It’s nothing like The Hunger Games trilogy (other than the strong woman being the lead), but left me with the same sense of being invested in the characters and wanting more.
If you enjoy fantasy/sci-fi and strong women then I would recommend this book. I’m eager for the second book of the series to be released and may have already pestered the author to find out when this will be.
The Bone Garden is written by Tess Gerritsen. It wasn’t what I expected at all. I had assumed that it would be in the series that the TV show Rizzoli and Isles was based on but it was only very loosely linked.
The Bone Garden follows the story of, you guessed it, some bones found in a garden. It flits between the present and the early 19th-century. Sometimes moving between eras can be confusing and cause the reader problems following the story, but in this case I actually found it very easy to move from the present to the past and back again.

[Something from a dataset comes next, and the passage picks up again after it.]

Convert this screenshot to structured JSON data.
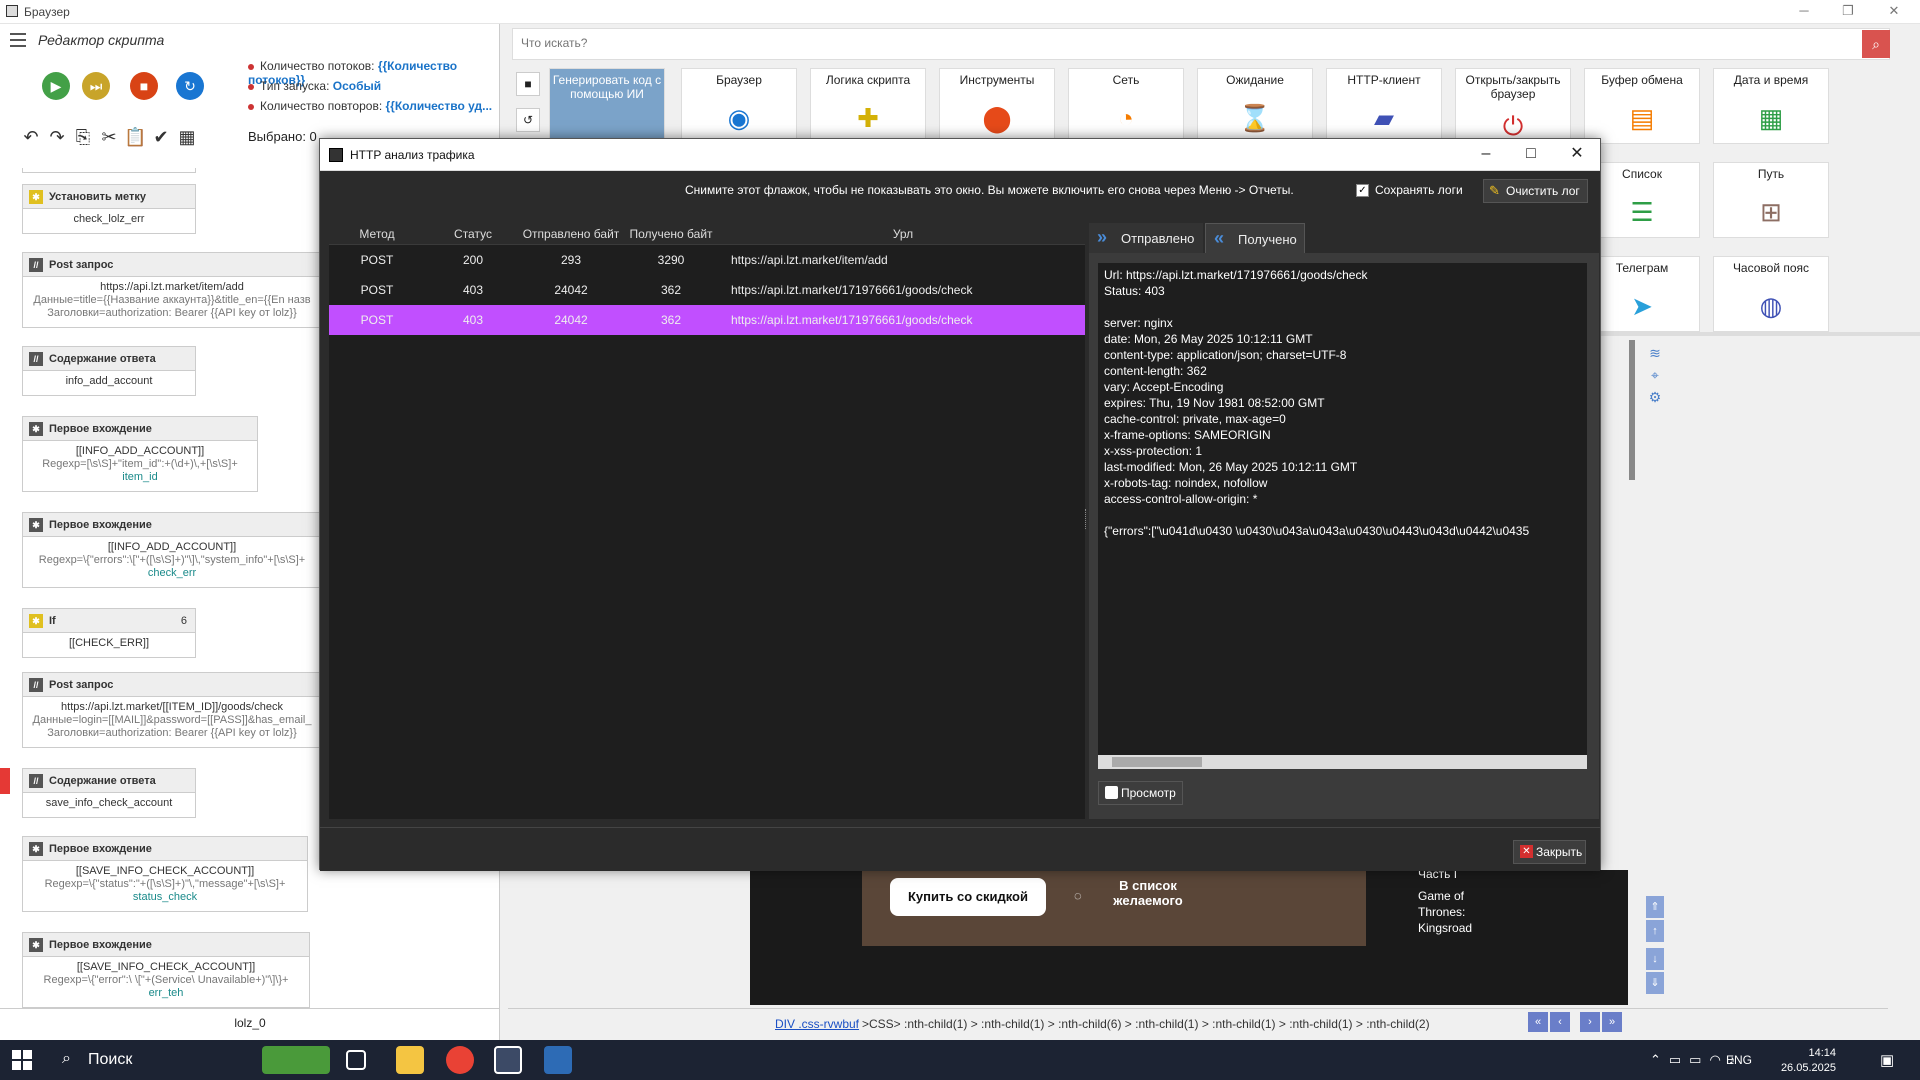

There were lots of characters to keep track of but I found that this wasn’t too difficult. I felt a connection to the four main characters (two in the past and two in the present), and although some of the more peripheral characters were rather two dimensional, the main ones had different facets to their personality and were complicated as all humans are. The characters were described well, both their physical appearance and also their personality.
The handling of the different classes in Boston in the early 19th-century was also interesting. Nowadays it seems Americans are proud of their Irish ancestry and I was quite surprised to see how Irish immigrants were treated and looked on back then. Although unfortunately this is not dissimilar to how immigrants are treated now in many countries, no matter where they’re from. It was interesting to see how things have changed, yet not changed at the same time.

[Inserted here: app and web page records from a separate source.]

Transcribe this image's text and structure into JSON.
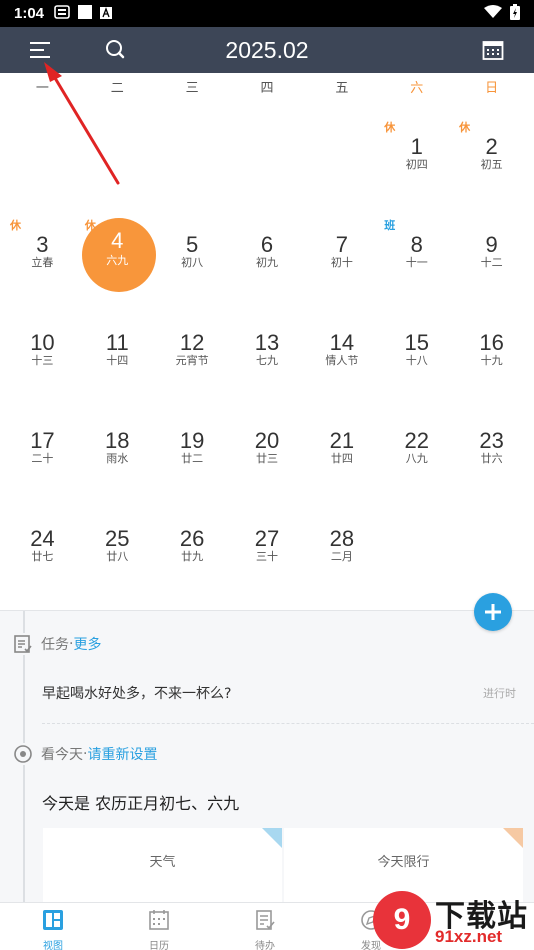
{
  "status_bar": {
    "time": "1:04"
  },
  "app_bar": {
    "title": "2025.02",
    "menu_icon": "hamburger-menu-icon",
    "search_icon": "search-icon",
    "calendar_icon": "calendar-icon"
  },
  "weekdays": [
    "一",
    "二",
    "三",
    "四",
    "五",
    "六",
    "日"
  ],
  "calendar": {
    "weeks": [
      [
        {
          "day": "",
          "lunar": "",
          "badge": ""
        },
        {
          "day": "",
          "lunar": "",
          "badge": ""
        },
        {
          "day": "",
          "lunar": "",
          "badge": ""
        },
        {
          "day": "",
          "lunar": "",
          "badge": ""
        },
        {
          "day": "",
          "lunar": "",
          "badge": ""
        },
        {
          "day": "1",
          "lunar": "初四",
          "badge": "休"
        },
        {
          "day": "2",
          "lunar": "初五",
          "badge": "休"
        }
      ],
      [
        {
          "day": "3",
          "lunar": "立春",
          "badge": "休"
        },
        {
          "day": "4",
          "lunar": "六九",
          "badge": "休",
          "today": true
        },
        {
          "day": "5",
          "lunar": "初八",
          "badge": ""
        },
        {
          "day": "6",
          "lunar": "初九",
          "badge": ""
        },
        {
          "day": "7",
          "lunar": "初十",
          "badge": ""
        },
        {
          "day": "8",
          "lunar": "十一",
          "badge": "班",
          "work": true
        },
        {
          "day": "9",
          "lunar": "十二",
          "badge": ""
        }
      ],
      [
        {
          "day": "10",
          "lunar": "十三",
          "badge": ""
        },
        {
          "day": "11",
          "lunar": "十四",
          "badge": ""
        },
        {
          "day": "12",
          "lunar": "元宵节",
          "badge": ""
        },
        {
          "day": "13",
          "lunar": "七九",
          "badge": ""
        },
        {
          "day": "14",
          "lunar": "情人节",
          "badge": ""
        },
        {
          "day": "15",
          "lunar": "十八",
          "badge": ""
        },
        {
          "day": "16",
          "lunar": "十九",
          "badge": ""
        }
      ],
      [
        {
          "day": "17",
          "lunar": "二十",
          "badge": ""
        },
        {
          "day": "18",
          "lunar": "雨水",
          "badge": ""
        },
        {
          "day": "19",
          "lunar": "廿二",
          "badge": ""
        },
        {
          "day": "20",
          "lunar": "廿三",
          "badge": ""
        },
        {
          "day": "21",
          "lunar": "廿四",
          "badge": ""
        },
        {
          "day": "22",
          "lunar": "八九",
          "badge": ""
        },
        {
          "day": "23",
          "lunar": "廿六",
          "badge": ""
        }
      ],
      [
        {
          "day": "24",
          "lunar": "廿七",
          "badge": ""
        },
        {
          "day": "25",
          "lunar": "廿八",
          "badge": ""
        },
        {
          "day": "26",
          "lunar": "廿九",
          "badge": ""
        },
        {
          "day": "27",
          "lunar": "三十",
          "badge": ""
        },
        {
          "day": "28",
          "lunar": "二月",
          "badge": ""
        },
        {
          "day": "",
          "lunar": "",
          "badge": ""
        },
        {
          "day": "",
          "lunar": "",
          "badge": ""
        }
      ]
    ]
  },
  "tasks": {
    "label": "任务",
    "separator": " · ",
    "more": "更多",
    "item_text": "早起喝水好处多，不来一杯么?",
    "item_status": "进行时"
  },
  "today_section": {
    "label": "看今天",
    "separator": " · ",
    "link": "请重新设置",
    "text": "今天是 农历正月初七、六九"
  },
  "cards": [
    {
      "label": "天气",
      "corner_color": "#a8d8f0"
    },
    {
      "label": "今天限行",
      "corner_color": "#f6c9a3"
    }
  ],
  "bottom_nav": [
    {
      "label": "视图",
      "icon": "grid-view-icon",
      "active": true
    },
    {
      "label": "日历",
      "icon": "calendar-icon"
    },
    {
      "label": "待办",
      "icon": "todo-icon"
    },
    {
      "label": "发现",
      "icon": "discover-icon"
    }
  ],
  "colors": {
    "app_bar": "#3d4657",
    "accent_orange": "#f8963b",
    "accent_blue": "#2aa0e0",
    "annotation_arrow": "#e02424"
  },
  "watermark": {
    "brand": "下载站",
    "domain": "91xz.net",
    "logo_text": "9"
  }
}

It was quite graphic in parts, the autopsy training scene and various descriptions, however it felt as though it was required and a natural part of the story.
I found the details around how medicine was in the early 19th-century really interesting, the things that we take for granted now had not even being thought of then. I also really liked the inclusion of a real-life person, Dr Oliver Wendell Holmes. It has sparked an interest for me and I will be researching him and his impact on how medicine is practiced now.
Overall this was a great introduction to Tess Gerritsen and I am eager to read more of her books.
Thirteen year old Joe Coutt’s life is thrown in to turmoil when his mother is attacked and raped on their reservation. Devastated by the attack and not wanting to talk to anyone, she simply goes to bed and remains there. His father, a tribal judge, does his best to help her and seek justice, but it seems to be out of his reach. Joe decides to take matters into his own hands and, along with his friends, he sets out to investigate the attack and find out the truth – hoping that life will go back to normal once his goal has been achieved.
This is the first book that I have read by Louise Erdrich, and despite the terrible events that set everything in motion, it is a beautiful book. The descriptions were incredible and the storyline was engaging, resulting me in truly caring about the characters. Whilst reading I laughed, empathised, was shocked, and heartbroken.
Erdrich has taken a devastating subject and written about it in an incredibly thought-provoking way. Strangely enough, although it was based on a terrible ordeal, with more bad things to come, the book wasn’t depressing or negative, in fact I found it quite uplifting in many places.
The back story of the characters was fantastic, the explanation of tribal life was detailed and descriptive – but not so much that you got bored.
Simply put, this story was about a family and community, who have their lives turned upside down and struggle to make sense of it all, and was a wonderful read.
(Reviewed 15 March 2013)
(Thanks to Corsair and Love Reading for my pre-released copy of the book.)